A Storied SageCanon and Creation in the Making of a Japanese Buddha

A Storied SageCanon and Creation in the Making of a Japanese Buddha

Micah L. Auerback

Print publication date: 2017

ISBN: 9780226286389

Publisher: University of Chicago Press

Abstract

This book offers a diachronic analysis of narratives recounting the life of the Buddha and their transformations—typically in written texts, but including material culture and ritual practice. It traces accounts of the Buddha from ancient Japan through the medieval and early modern eras, into the early 1910s. After a millennium of hagiography written in alignment with canonical accounts, stories of the life of the Buddha left the control of Buddhist organizations and entered the realm of commercial production.

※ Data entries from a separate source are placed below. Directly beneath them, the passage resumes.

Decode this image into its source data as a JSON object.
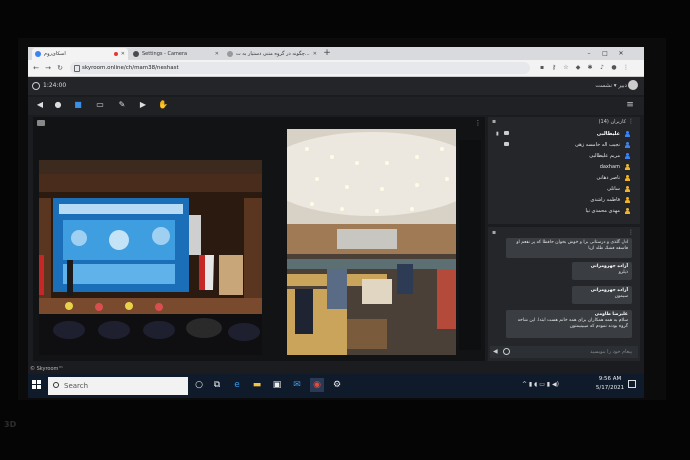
{
  "browser": {
    "tabs": [
      {
        "label": "اسکای‌روم",
        "recording": true
      },
      {
        "label": "Settings - Camera"
      },
      {
        "label": "چگونه در گروه متنی دستیار به ت..."
      }
    ],
    "new_tab": "+",
    "window_controls": [
      "–",
      "□",
      "✕"
    ],
    "nav": {
      "back": "←",
      "forward": "→",
      "reload": "↻"
    },
    "url": "skyroom.online/ch/mam38/neshast"
  },
  "skyroom": {
    "timer": "1:24:00",
    "user_label": "دبیر ▾ نشست",
    "video_more": "⋮",
    "users_panel": {
      "title": "کاربران (14)",
      "menu": "⋮",
      "users": [
        {
          "name": "علیطالبی",
          "bold": true,
          "icon_color": "blue",
          "mic": true,
          "cam": true
        },
        {
          "name": "نجیب اله خامسه زهی",
          "bold": false,
          "icon_color": "blue",
          "mic": false,
          "cam": true
        },
        {
          "name": "مریم علیطالبی",
          "bold": false,
          "icon_color": "blue",
          "mic": false,
          "cam": false
        },
        {
          "name": "daxham",
          "bold": false,
          "icon_color": "yellow",
          "mic": false,
          "cam": false
        },
        {
          "name": "ناصر دهانی",
          "bold": false,
          "icon_color": "yellow",
          "mic": false,
          "cam": false
        },
        {
          "name": "ساتلی",
          "bold": false,
          "icon_color": "yellow",
          "mic": false,
          "cam": false
        },
        {
          "name": "فاطمه راشدی",
          "bold": false,
          "icon_color": "yellow",
          "mic": false,
          "cam": false
        },
        {
          "name": "مهدی محمدی نیا",
          "bold": false,
          "icon_color": "yellow",
          "mic": false,
          "cam": false
        }
      ]
    },
    "chat_panel": {
      "menu": "⋮",
      "messages": [
        {
          "sender": "",
          "text": "ادل گلذی و درستانی برا و خوش بخوان حافظا که پر نفعم او فاسفه فشك طلد ازيا"
        },
        {
          "sender": "آزاده جهرومرانی",
          "text": "ذيلرو"
        },
        {
          "sender": "آزاده جهرومرانی",
          "text": "سیمون"
        },
        {
          "sender": "علیرضا طاومی",
          "text": "سلام به همه همکاران برای همه خانم هست ابتدا. این شاخه گروه بودند نمودم که میبینیمتون"
        }
      ],
      "input_placeholder": "پیغام خود را بنویسید"
    },
    "footer": "© Skyroom™"
  },
  "taskbar": {
    "search_placeholder": "Search",
    "time": "9:56 AM",
    "date": "5/17/2021"
  },
  "bezel": {
    "label": "3D"
  }
}
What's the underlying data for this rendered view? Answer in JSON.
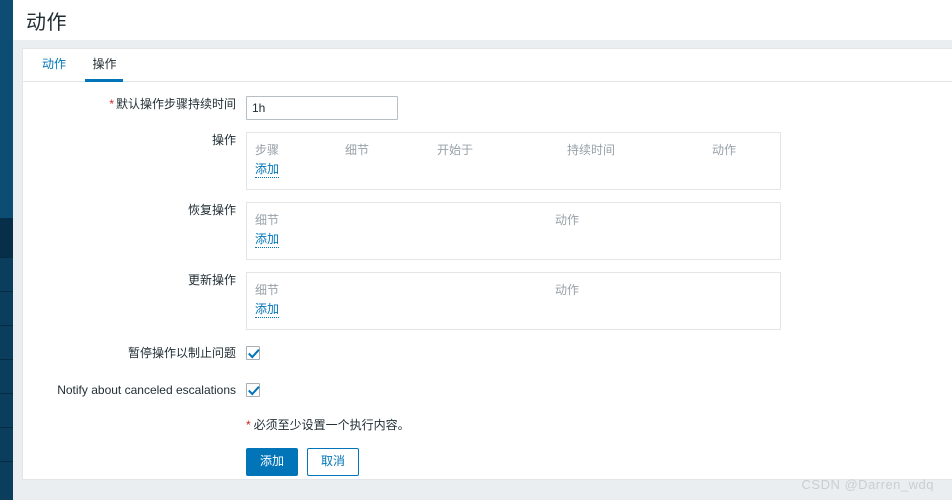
{
  "window": {
    "title": "动作"
  },
  "tabs": [
    {
      "label": "动作",
      "active": false
    },
    {
      "label": "操作",
      "active": true
    }
  ],
  "form": {
    "default_step_duration": {
      "label": "默认操作步骤持续时间",
      "required_marker": "*",
      "value": "1h",
      "placeholder": ""
    },
    "operations": {
      "label": "操作",
      "columns": [
        "步骤",
        "细节",
        "开始于",
        "持续时间",
        "动作"
      ],
      "rows": [],
      "add_link": "添加"
    },
    "recovery_operations": {
      "label": "恢复操作",
      "columns": [
        "细节",
        "动作"
      ],
      "rows": [],
      "add_link": "添加"
    },
    "update_operations": {
      "label": "更新操作",
      "columns": [
        "细节",
        "动作"
      ],
      "rows": [],
      "add_link": "添加"
    },
    "pause_operations": {
      "label": "暂停操作以制止问题",
      "checked": true
    },
    "notify_canceled": {
      "label": "Notify about canceled escalations",
      "checked": true
    }
  },
  "footer": {
    "note_star": "*",
    "note_text": "必须至少设置一个执行内容。",
    "submit_label": "添加",
    "cancel_label": "取消"
  },
  "watermark": {
    "text": "CSDN @Darren_wdq"
  },
  "colors": {
    "accent": "#0275b8",
    "sidebar": "#0d4d74",
    "sidebar_dark": "#0b3d5c",
    "required": "#d31f1f",
    "page_bg": "#ebeef0",
    "muted_text": "#97a1a8",
    "border": "#e3e6e8"
  }
}
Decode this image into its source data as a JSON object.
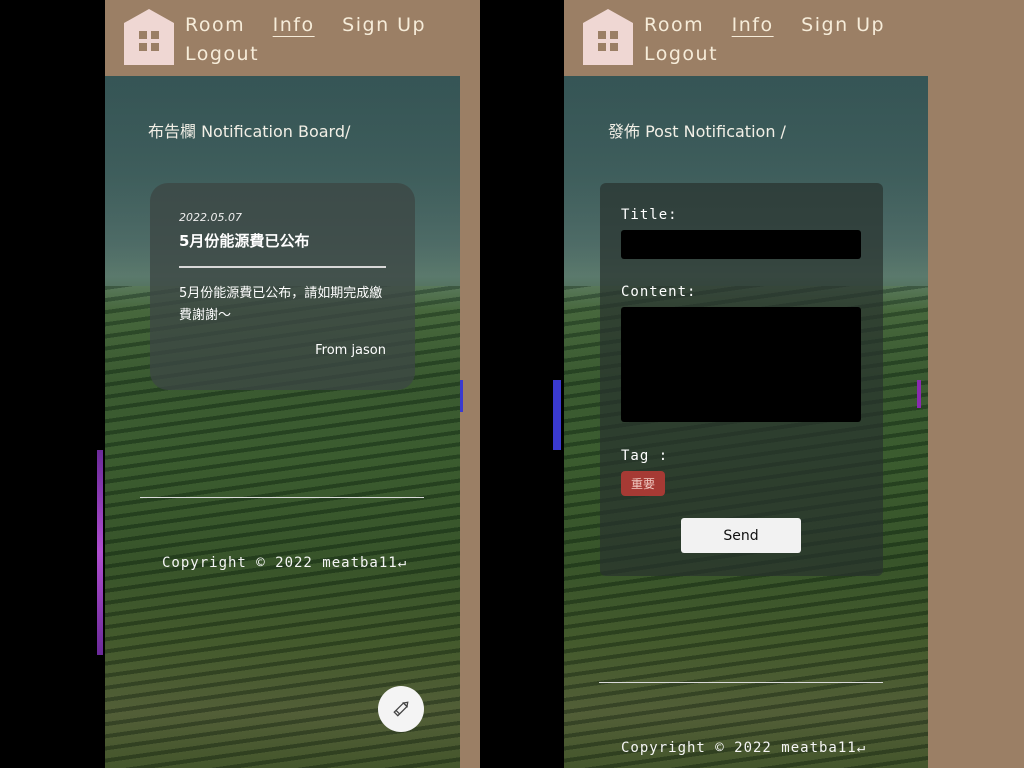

This shift produced a “vernacular Buddha” popular in the literary imagination of the early modern period, but unevenly responsive to the canon. Text-critical scholarship about the life of the Buddha emerged in the first decades of the nineteenth century. The book concludes by illuminating the activities of elite modern makers of culture—both lay intellectuals and lay artists—who embraced aspects of historicism to recast the Buddha as a human being and historical figure. These men inducted the Buddha into the distinctly modern, universal cult of great men of the past. This book thus argues that for Japan’s Buddhist heritage, modernity meant not only “secularization,” but also new acts of narrative apotheosis